More lesion photos to come…
1. Rev Assoc Med Bras. 2011 Apr;57(2):171-176. Tobacco and alcohol use after head and neck cancer treatment: influence of the type of oncological treatment employed.
[Article in English, Portuguese]Pinto FR, Matos LL, Gumz Segundo W, Vanni CM, Rosa DS, Kanda JL. Instituto do Câncer do Estado de São Paulo.
2. Br J Cancer. 2008 May 20;98(10):1653-61. Epub 2008 May 13. Cigarette smoke induces genetic instability in airway epithelial cells by suppressing FANCD2 expression. Hays LE, Zodrow DM, Yates JE, Deffebach ME, Jacoby DB, Olson SB, Pankow JF, Bagby GC. OHSU Cancer Institute, Oregon Health & Science University, 3181 Southwest Sam Jackson Park Road, Portland, OR 97239, USA. [email protected]
4. Nutr Cancer. 2011 May 2:1-11. Weight Change and Its Correlates Among Breast Cancer Survivors. Chen X, Lu W, Gu K, Chen Z, Zheng Y, Zheng W, Shu XO. Department of Medicine, Vanderbilt Epidemiology Center, Vanderbilt University Medical Center and Vanderbilt-Ingram Cancer Center, Nashville, Tennessee, USA.
5. Fogorv Sz. 2009 Jun;102(3):103-9. [The oral lichen planus: doubts and evidence]. [Article in Hungarian] Tar I, Márton I. Debreceni Egyetem OEC, Fogorvostudományi Kar, Parodontológiai Tanszék, Restauratív Fogászati Tanszék, Debrecen.
7. Laryngorhinootologie. 2009 Feb;88(2):112-5. Epub 2008 Dec 8. [Metastatic Crohn’s disease: manifestation in head and neck region]. [Article in German] Hindersin S, Mönnighoff I, Schipper J, Hoffmann TK. Klinik für Hals-Nasen-Ohrenheilkunde, Universitätsklinikum Düsseldorf. [email protected]
8. Arch Pathol Lab Med. 2009 May;133(5):692-8. Necrotizing sialometaplasia: a practical approach to the diagnosis. Carlson DL. Department of Pathology, Memorial Sloan-Kettering Cancer Center, New York, New York 10065, USA. [email protected]

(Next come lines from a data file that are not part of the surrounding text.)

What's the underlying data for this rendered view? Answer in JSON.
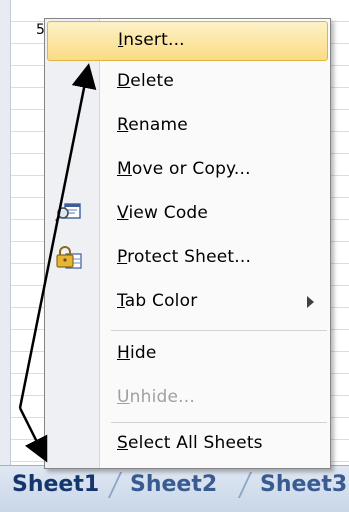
{
  "sheet": {
    "cell_value": "5"
  },
  "context_menu": {
    "items": [
      {
        "pre": "",
        "underline": "I",
        "post": "nsert...",
        "enabled": true
      },
      {
        "pre": "",
        "underline": "D",
        "post": "elete",
        "enabled": true
      },
      {
        "pre": "",
        "underline": "R",
        "post": "ename",
        "enabled": true
      },
      {
        "pre": "",
        "underline": "M",
        "post": "ove or Copy...",
        "enabled": true
      },
      {
        "pre": "",
        "underline": "V",
        "post": "iew Code",
        "enabled": true,
        "icon": "view-code-icon"
      },
      {
        "pre": "",
        "underline": "P",
        "post": "rotect Sheet...",
        "enabled": true,
        "icon": "protect-sheet-icon"
      },
      {
        "pre": "",
        "underline": "T",
        "post": "ab Color",
        "enabled": true,
        "submenu": true
      },
      {
        "pre": "",
        "underline": "H",
        "post": "ide",
        "enabled": true
      },
      {
        "pre": "",
        "underline": "U",
        "post": "nhide...",
        "enabled": false
      },
      {
        "pre": "",
        "underline": "S",
        "post": "elect All Sheets",
        "enabled": true
      }
    ]
  },
  "sheet_tabs": [
    "Sheet1",
    "Sheet2",
    "Sheet3"
  ],
  "colors": {
    "highlight": "#fbdc85",
    "tab_text": "#1d3c75",
    "disabled_text": "#a0a0a0"
  }
}
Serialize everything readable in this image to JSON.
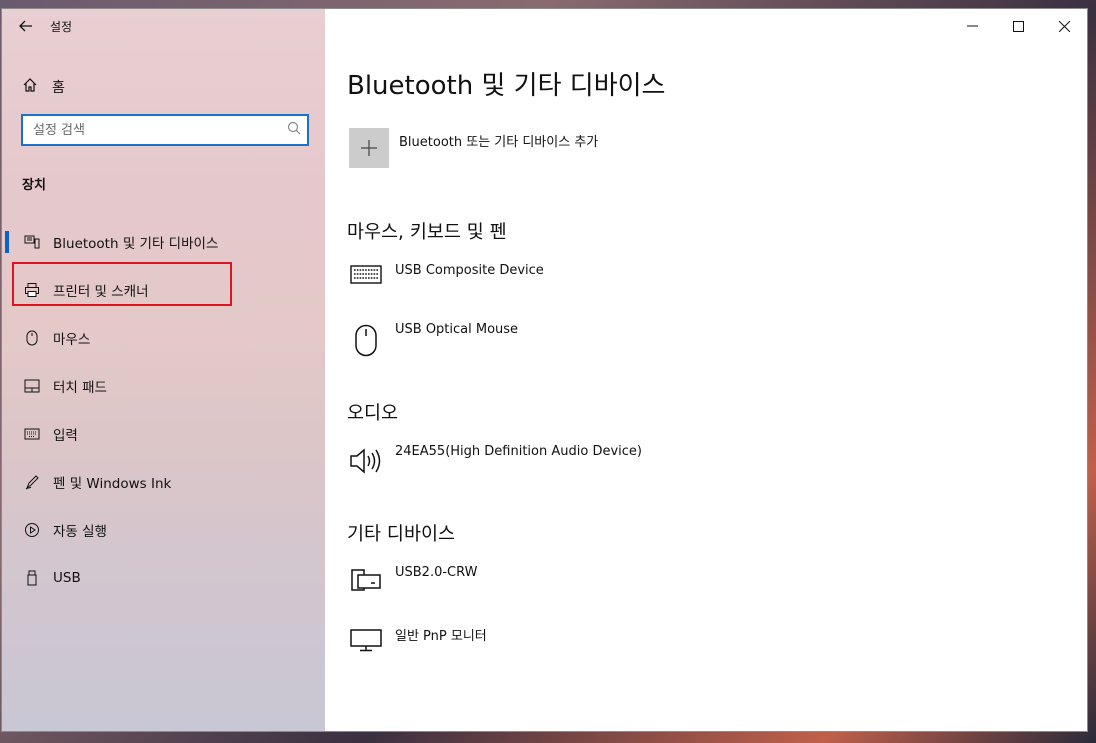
{
  "window": {
    "title": "설정",
    "back_icon": "back-arrow-icon"
  },
  "sidebar": {
    "home_label": "홈",
    "search_placeholder": "설정 검색",
    "section_label": "장치",
    "items": [
      {
        "label": "Bluetooth 및 기타 디바이스",
        "icon": "bluetooth-devices-icon",
        "active": true
      },
      {
        "label": "프린터 및 스캐너",
        "icon": "printer-icon",
        "active": false
      },
      {
        "label": "마우스",
        "icon": "mouse-icon",
        "active": false
      },
      {
        "label": "터치 패드",
        "icon": "touchpad-icon",
        "active": false
      },
      {
        "label": "입력",
        "icon": "keyboard-icon",
        "active": false
      },
      {
        "label": "펜 및 Windows Ink",
        "icon": "pen-icon",
        "active": false
      },
      {
        "label": "자동 실행",
        "icon": "autoplay-icon",
        "active": false
      },
      {
        "label": "USB",
        "icon": "usb-icon",
        "active": false
      }
    ]
  },
  "main": {
    "title": "Bluetooth 및 기타 디바이스",
    "add_device_label": "Bluetooth 또는 기타 디바이스 추가",
    "groups": [
      {
        "title": "마우스, 키보드 및 펜",
        "devices": [
          {
            "name": "USB Composite Device",
            "icon": "keyboard-icon"
          },
          {
            "name": "USB Optical Mouse",
            "icon": "mouse-icon"
          }
        ]
      },
      {
        "title": "오디오",
        "devices": [
          {
            "name": "24EA55(High Definition Audio Device)",
            "icon": "speaker-icon"
          }
        ]
      },
      {
        "title": "기타 디바이스",
        "devices": [
          {
            "name": "USB2.0-CRW",
            "icon": "device-icon"
          },
          {
            "name": "일반 PnP 모니터",
            "icon": "monitor-icon"
          }
        ]
      }
    ]
  },
  "colors": {
    "accent": "#0a64c8",
    "highlight": "#e0141e",
    "search_border": "#1a73c8"
  }
}
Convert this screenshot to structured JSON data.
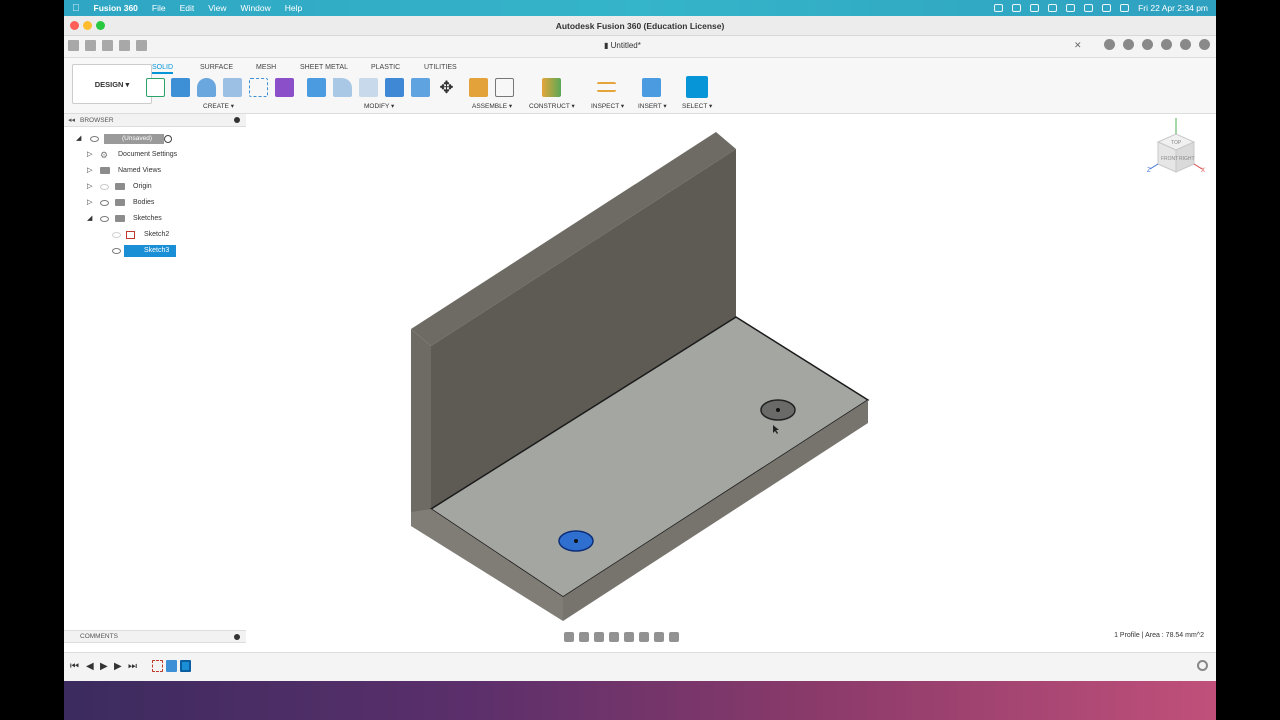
{
  "menubar": {
    "app": "Fusion 360",
    "items": [
      "File",
      "Edit",
      "View",
      "Window",
      "Help"
    ],
    "clock": "Fri 22 Apr  2:34 pm"
  },
  "window": {
    "title": "Autodesk Fusion 360 (Education License)",
    "doc_tab": "Untitled*"
  },
  "toolbar": {
    "workspace": "DESIGN",
    "tabs": [
      "SOLID",
      "SURFACE",
      "MESH",
      "SHEET METAL",
      "PLASTIC",
      "UTILITIES"
    ],
    "active_tab": "SOLID",
    "groups": [
      "CREATE",
      "MODIFY",
      "ASSEMBLE",
      "CONSTRUCT",
      "INSPECT",
      "INSERT",
      "SELECT"
    ]
  },
  "browser": {
    "header": "BROWSER",
    "root": "(Unsaved)",
    "items": [
      "Document Settings",
      "Named Views",
      "Origin",
      "Bodies",
      "Sketches"
    ],
    "sketches": [
      "Sketch2",
      "Sketch3"
    ]
  },
  "viewcube": {
    "labels": [
      "TOP",
      "FRONT",
      "RIGHT"
    ],
    "axes": [
      "Z",
      "X"
    ]
  },
  "comments": {
    "header": "COMMENTS"
  },
  "status": {
    "text": "1 Profile | Area : 78.54 mm^2"
  },
  "colors": {
    "accent": "#0696d7",
    "selection": "#1a8fd6",
    "body": "#8a8a86"
  }
}
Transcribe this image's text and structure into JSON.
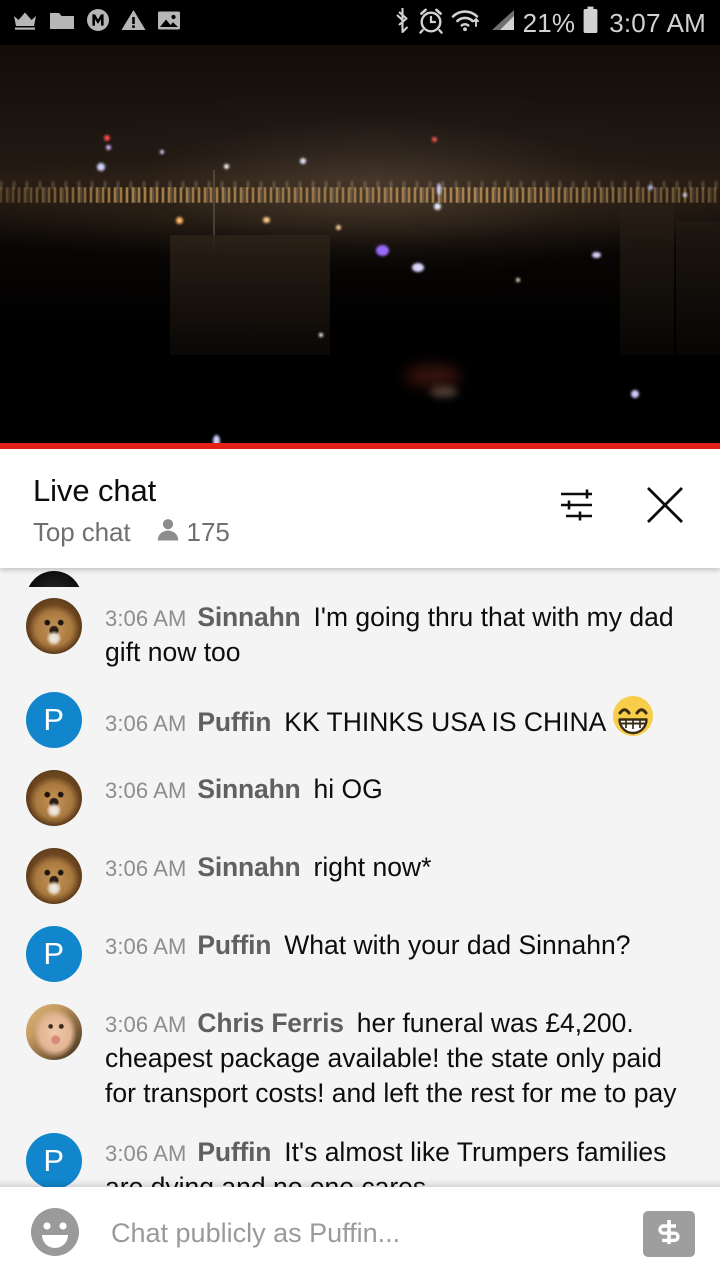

10. J Cancer Res Ther. 2012 Jan;8 Suppl:S111-5. Minor salivary gland tumors of the oral cavity: A case series with review of literature. Vaidya AD, Pantvaidya GH, Metgudmath R, Kane SV, D’Cruz AK. Department of Head and Neck Surgery, Tata Memorial Hospital, Mumbai, India.11. Pediatr Radiol. 2011 Oct 28. [Epub ahead of print] NUT midline carcinoma: an imaging case series and review of literature. Polsani A, Braithwaite KA, Alazraki AL, Abramowsky C, Shehata BM. Department of Radiology & Imaging Sciences, Children’s Healthcare of Atlanta, Emory University, 1405 Clifton Road NE, Atlanta, GA, 30322, USA, [email protected]